Neither the City of Chicago Street Performer License nor the Chicago Park District Special Event Permit applies to performing on the CTA platforms. Ordinance No. 006-75 sets forth how to obtain a CTA performance permit, where performances may occur, and other enforceable parameters. Applications for the CTA permit may be obtained in-person at 567 West Lake Street, Second Floor, Information Desk. It is recommended to apply for the permit between 8:30 am and 2:45 pm, Monday through Friday. The permit is $10.00 annually and can be obtained immediately upon submission of the application.  

Once authorized, an entertainer can perform at four CTA locations, including the platforms in the following stations: (1) Washington and State Streets; (2) Jackson and State Streets; (3) Washington and Dearborn Streets; and (4) Jackson and Dearborn Streets. If the CTA station is under construction performances may not be permissible.  Also, the space is first come, first serve, so it is important to arrive early or at least plan ahead.

Public Place of Amusement: A Venue by Any Other Name is Still a Venue

A Public Place of Amusement license application is more rigorous. Guidance can be requested.

When selecting an alternative venue for a stage play or concert it is important to remember that just because the performance space isn’t called a “theater,” it doesn’t mean that it side-steps all legal obligations.

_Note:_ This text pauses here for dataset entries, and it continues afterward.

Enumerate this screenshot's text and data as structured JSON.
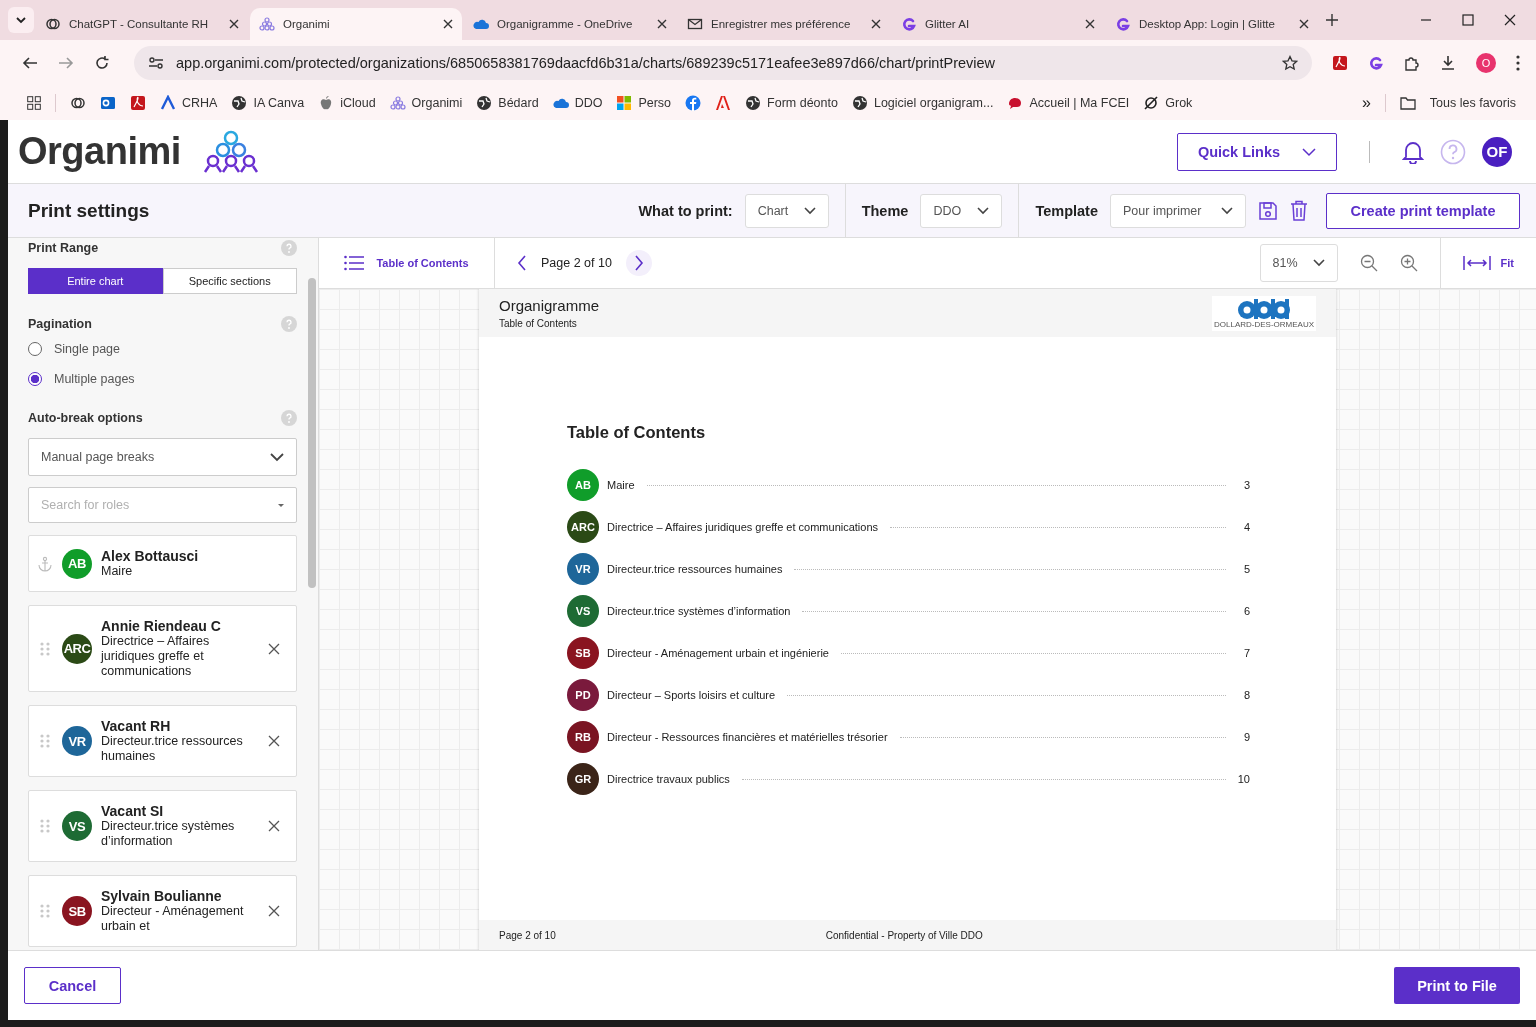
{
  "browser": {
    "tabs": [
      {
        "title": "ChatGPT - Consultante RH",
        "kind": "knot",
        "selected": false
      },
      {
        "title": "Organimi",
        "kind": "pyramid",
        "selected": true
      },
      {
        "title": "Organigramme - OneDrive",
        "kind": "cloud",
        "selected": false
      },
      {
        "title": "Enregistrer mes préférence",
        "kind": "envelope",
        "selected": false
      },
      {
        "title": "Glitter AI",
        "kind": "swirl",
        "selected": false
      },
      {
        "title": "Desktop App: Login | Glitte",
        "kind": "swirl",
        "selected": false
      }
    ],
    "url": "app.organimi.com/protected/organizations/6850658381769daacfd6b31a/charts/689239c5171eafee3e897d66/chart/printPreview",
    "profile": "O",
    "bookmarks": [
      {
        "kind": "knot"
      },
      {
        "kind": "outlook"
      },
      {
        "kind": "pdf"
      },
      {
        "label": "CRHA",
        "kind": "peak"
      },
      {
        "label": "IA Canva",
        "kind": "globe"
      },
      {
        "label": "iCloud",
        "kind": "apple"
      },
      {
        "label": "Organimi",
        "kind": "pyramid"
      },
      {
        "label": "Bédard",
        "kind": "globe"
      },
      {
        "label": "DDO",
        "kind": "cloud"
      },
      {
        "label": "Perso",
        "kind": "squares"
      },
      {
        "kind": "fcircle"
      },
      {
        "kind": "triangle"
      },
      {
        "label": "Form déonto",
        "kind": "globe"
      },
      {
        "label": "Logiciel organigram...",
        "kind": "globe"
      },
      {
        "label": "Accueil | Ma FCEI",
        "kind": "brain"
      },
      {
        "label": "Grok",
        "kind": "slashcircle"
      }
    ],
    "more": "»",
    "all_bookmarks": "Tous les favoris"
  },
  "app": {
    "logo": "Organimi",
    "quick_links": "Quick Links",
    "avatar": "OF"
  },
  "print_settings": {
    "title": "Print settings",
    "what_to_print": {
      "label": "What to print:",
      "value": "Chart"
    },
    "theme": {
      "label": "Theme",
      "value": "DDO"
    },
    "template": {
      "label": "Template",
      "value": "Pour imprimer"
    },
    "create_button": "Create print template"
  },
  "sidebar": {
    "print_range": {
      "label": "Print Range",
      "options": [
        {
          "label": "Entire chart",
          "selected": true
        },
        {
          "label": "Specific sections",
          "selected": false
        }
      ]
    },
    "pagination": {
      "label": "Pagination",
      "options": [
        {
          "label": "Single page",
          "selected": false
        },
        {
          "label": "Multiple pages",
          "selected": true
        }
      ]
    },
    "auto_break": {
      "label": "Auto-break options",
      "value": "Manual page breaks"
    },
    "search": {
      "placeholder": "Search for roles"
    },
    "roles": [
      {
        "initials": "AB",
        "color": "#109d2a",
        "name": "Alex Bottausci",
        "title": "Maire",
        "pinned": true
      },
      {
        "initials": "ARC",
        "color": "#2b4a16",
        "name": "Annie Riendeau C",
        "title": "Directrice – Affaires juridiques greffe et communications",
        "pinned": false
      },
      {
        "initials": "VR",
        "color": "#1e6699",
        "name": "Vacant RH",
        "title": "Directeur.trice ressources humaines",
        "pinned": false
      },
      {
        "initials": "VS",
        "color": "#1e6b34",
        "name": "Vacant SI",
        "title": "Directeur.trice systèmes d’information",
        "pinned": false
      },
      {
        "initials": "SB",
        "color": "#8a1420",
        "name": "Sylvain Boulianne",
        "title": "Directeur - Aménagement urbain et",
        "pinned": false
      }
    ]
  },
  "preview": {
    "toc_button": "Table of Contents",
    "page_indicator": "Page 2 of 10",
    "zoom": "81%",
    "fit": "Fit",
    "page": {
      "title": "Organigramme",
      "subtitle": "Table of Contents",
      "logo_caption": "DOLLARD-DES-ORMEAUX",
      "heading": "Table of Contents",
      "entries": [
        {
          "initials": "AB",
          "color": "#109d2a",
          "label": "Maire",
          "page": "3"
        },
        {
          "initials": "ARC",
          "color": "#2b4a16",
          "label": "Directrice – Affaires juridiques greffe et communications",
          "page": "4"
        },
        {
          "initials": "VR",
          "color": "#1e6699",
          "label": "Directeur.trice ressources humaines",
          "page": "5"
        },
        {
          "initials": "VS",
          "color": "#1e6b34",
          "label": "Directeur.trice systèmes d’information",
          "page": "6"
        },
        {
          "initials": "SB",
          "color": "#8a1420",
          "label": "Directeur - Aménagement urbain et ingénierie",
          "page": "7"
        },
        {
          "initials": "PD",
          "color": "#7a1a3c",
          "label": "Directeur – Sports loisirs et culture",
          "page": "8"
        },
        {
          "initials": "RB",
          "color": "#7a1422",
          "label": "Directeur - Ressources financières et matérielles trésorier",
          "page": "9"
        },
        {
          "initials": "GR",
          "color": "#3b2418",
          "label": "Directrice travaux publics",
          "page": "10"
        }
      ],
      "footer_page": "Page 2 of 10",
      "footer_note": "Confidential - Property of Ville DDO"
    }
  },
  "footer": {
    "cancel": "Cancel",
    "print": "Print to File"
  }
}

Any establishment that provides amusement and collects an admission fee must secure a PPA license. Also, any venue offering amusement with a capacity of 100 or more people must be licensed.  

A PPA license can be obtained at the Department of Business Affairs & Consumer Protection, which is the same place where the street performer licenses are acquired. The PPA license application is more rigorous than the other licenses described in this article because the PPA license requires a lease, financial disclosures describing the business financials, a criminal background check, and a Federal Employer Identification Number or FEIN. The venue must also satisfy zoning requirements and not be within 200 feet of a church, school, hospital or building used solely for the purposes of education. Guidance from a BACP advisor can be requested by contacting the BACP at 312-744-6249.

If you are the performer and not the venue operator, the PPA may not be your responsibility to obtain. Nevertheless, knowledge of necessary licensing is useful when deciding whether or not to spend endless hours creating, rehearsing and planning for a performance at an alternative venue that may not be properly licensed.  

Heather R. Liberman is an associate attorney at the law firm Leavens, Strand, Glover & Adler, LLC.  She is also the Chair of the Chicago Bar Association Media & Entertainment Committee and the co-author of the recent publication, “Music Law for the General Practitioner.”


Paul Eddison

Published by CAR_Jeff on Tue, 05/20/2014 - 11:33am
Updated on Tue, 07/15/2014 - 6:16pm